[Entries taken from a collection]
┌──

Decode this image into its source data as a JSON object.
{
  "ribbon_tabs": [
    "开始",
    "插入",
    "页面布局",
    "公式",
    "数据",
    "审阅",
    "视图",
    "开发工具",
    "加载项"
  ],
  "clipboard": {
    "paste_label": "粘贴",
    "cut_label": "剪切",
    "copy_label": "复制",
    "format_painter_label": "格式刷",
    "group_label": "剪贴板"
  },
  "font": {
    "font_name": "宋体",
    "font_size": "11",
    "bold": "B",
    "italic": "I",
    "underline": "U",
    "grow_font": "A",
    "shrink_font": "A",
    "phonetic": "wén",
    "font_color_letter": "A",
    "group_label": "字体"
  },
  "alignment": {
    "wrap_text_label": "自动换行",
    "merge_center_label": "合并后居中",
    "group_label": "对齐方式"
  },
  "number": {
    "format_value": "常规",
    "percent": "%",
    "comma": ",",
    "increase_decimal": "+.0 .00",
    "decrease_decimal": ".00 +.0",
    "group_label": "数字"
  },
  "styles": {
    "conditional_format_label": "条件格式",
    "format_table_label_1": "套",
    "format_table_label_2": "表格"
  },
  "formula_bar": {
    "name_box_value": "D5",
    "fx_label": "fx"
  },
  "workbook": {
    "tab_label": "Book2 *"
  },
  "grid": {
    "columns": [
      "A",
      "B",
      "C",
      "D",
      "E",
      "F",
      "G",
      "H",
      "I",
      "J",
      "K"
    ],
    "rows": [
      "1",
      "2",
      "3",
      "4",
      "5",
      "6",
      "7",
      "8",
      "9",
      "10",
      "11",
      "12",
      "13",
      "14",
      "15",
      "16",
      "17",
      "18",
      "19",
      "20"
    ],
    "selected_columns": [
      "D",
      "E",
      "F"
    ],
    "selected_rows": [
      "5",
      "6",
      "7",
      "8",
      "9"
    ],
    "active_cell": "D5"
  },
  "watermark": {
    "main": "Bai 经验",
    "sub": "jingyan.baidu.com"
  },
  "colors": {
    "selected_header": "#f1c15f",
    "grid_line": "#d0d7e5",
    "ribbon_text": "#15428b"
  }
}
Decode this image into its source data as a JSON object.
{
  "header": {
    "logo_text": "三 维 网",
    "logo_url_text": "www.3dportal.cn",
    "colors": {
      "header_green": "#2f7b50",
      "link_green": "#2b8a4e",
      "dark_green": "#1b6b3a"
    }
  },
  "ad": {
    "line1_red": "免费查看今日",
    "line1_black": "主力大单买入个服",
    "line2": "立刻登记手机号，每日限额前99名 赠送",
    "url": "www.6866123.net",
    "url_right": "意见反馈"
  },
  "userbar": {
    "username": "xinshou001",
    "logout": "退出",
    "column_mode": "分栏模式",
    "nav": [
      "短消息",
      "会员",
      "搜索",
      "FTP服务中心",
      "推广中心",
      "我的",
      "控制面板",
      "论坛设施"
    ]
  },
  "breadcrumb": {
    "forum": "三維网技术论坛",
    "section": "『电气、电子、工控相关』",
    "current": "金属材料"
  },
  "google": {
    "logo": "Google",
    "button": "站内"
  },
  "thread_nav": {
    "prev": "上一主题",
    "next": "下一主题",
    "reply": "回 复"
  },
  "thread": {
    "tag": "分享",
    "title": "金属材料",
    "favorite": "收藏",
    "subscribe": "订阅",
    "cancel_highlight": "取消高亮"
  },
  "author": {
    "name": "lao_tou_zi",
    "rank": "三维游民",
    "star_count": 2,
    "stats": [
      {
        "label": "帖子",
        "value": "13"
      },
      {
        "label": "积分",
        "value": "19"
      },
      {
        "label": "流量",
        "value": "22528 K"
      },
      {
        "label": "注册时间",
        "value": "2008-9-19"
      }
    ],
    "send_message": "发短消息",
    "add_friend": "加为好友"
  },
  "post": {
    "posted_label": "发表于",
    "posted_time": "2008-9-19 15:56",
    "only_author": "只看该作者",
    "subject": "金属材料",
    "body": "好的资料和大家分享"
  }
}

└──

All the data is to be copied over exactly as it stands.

▸ Exercise solution
Decode this image into its source data as a JSON object.
{
  "ribbon_tabs": [
    "开始",
    "插入",
    "页面布局",
    "公式",
    "数据",
    "审阅",
    "视图",
    "开发工具",
    "加载项"
  ],
  "clipboard": {
    "paste_label": "粘贴",
    "cut_label": "剪切",
    "copy_label": "复制",
    "format_painter_label": "格式刷",
    "group_label": "剪贴板"
  },
  "font": {
    "font_name": "宋体",
    "font_size": "11",
    "bold": "B",
    "italic": "I",
    "underline": "U",
    "grow_font": "A",
    "shrink_font": "A",
    "phonetic": "wén",
    "font_color_letter": "A",
    "group_label": "字体"
  },
  "alignment": {
    "wrap_text_label": "自动换行",
    "merge_center_label": "合并后居中",
    "group_label": "对齐方式"
  },
  "number": {
    "format_value": "常规",
    "percent": "%",
    "comma": ",",
    "increase_decimal": "+.0 .00",
    "decrease_decimal": ".00 +.0",
    "group_label": "数字"
  },
  "styles": {
    "conditional_format_label": "条件格式",
    "format_table_label_1": "套",
    "format_table_label_2": "表格"
  },
  "formula_bar": {
    "name_box_value": "D5",
    "fx_label": "fx"
  },
  "workbook": {
    "tab_label": "Book2 *"
  },
  "grid": {
    "columns": [
      "A",
      "B",
      "C",
      "D",
      "E",
      "F",
      "G",
      "H",
      "I",
      "J",
      "K"
    ],
    "rows": [
      "1",
      "2",
      "3",
      "4",
      "5",
      "6",
      "7",
      "8",
      "9",
      "10",
      "11",
      "12",
      "13",
      "14",
      "15",
      "16",
      "17",
      "18",
      "19",
      "20"
    ],
    "selected_columns": [
      "D",
      "E",
      "F"
    ],
    "selected_rows": [
      "5",
      "6",
      "7",
      "8",
      "9"
    ],
    "active_cell": "D5"
  },
  "watermark": {
    "main": "Bai 经验",
    "sub": "jingyan.baidu.com"
  },
  "colors": {
    "selected_header": "#f1c15f",
    "grid_line": "#d0d7e5",
    "ribbon_text": "#15428b"
  }
}
Decode this image into its source data as a JSON object.
{
  "header": {
    "logo_text": "三 维 网",
    "logo_url_text": "www.3dportal.cn",
    "colors": {
      "header_green": "#2f7b50",
      "link_green": "#2b8a4e",
      "dark_green": "#1b6b3a"
    }
  },
  "ad": {
    "line1_red": "免费查看今日",
    "line1_black": "主力大单买入个服",
    "line2": "立刻登记手机号，每日限额前99名 赠送",
    "url": "www.6866123.net",
    "url_right": "意见反馈"
  },
  "userbar": {
    "username": "xinshou001",
    "logout": "退出",
    "column_mode": "分栏模式",
    "nav": [
      "短消息",
      "会员",
      "搜索",
      "FTP服务中心",
      "推广中心",
      "我的",
      "控制面板",
      "论坛设施"
    ]
  },
  "breadcrumb": {
    "forum": "三維网技术论坛",
    "section": "『电气、电子、工控相关』",
    "current": "金属材料"
  },
  "google": {
    "logo": "Google",
    "button": "站内"
  },
  "thread_nav": {
    "prev": "上一主题",
    "next": "下一主题",
    "reply": "回 复"
  },
  "thread": {
    "tag": "分享",
    "title": "金属材料",
    "favorite": "收藏",
    "subscribe": "订阅",
    "cancel_highlight": "取消高亮"
  },
  "author": {
    "name": "lao_tou_zi",
    "rank": "三维游民",
    "star_count": 2,
    "stats": [
      {
        "label": "帖子",
        "value": "13"
      },
      {
        "label": "积分",
        "value": "19"
      },
      {
        "label": "流量",
        "value": "22528 K"
      },
      {
        "label": "注册时间",
        "value": "2008-9-19"
      }
    ],
    "send_message": "发短消息",
    "add_friend": "加为好友"
  },
  "post": {
    "posted_label": "发表于",
    "posted_time": "2008-9-19 15:56",
    "only_author": "只看该作者",
    "subject": "金属材料",
    "body": "好的资料和大家分享"
  }
}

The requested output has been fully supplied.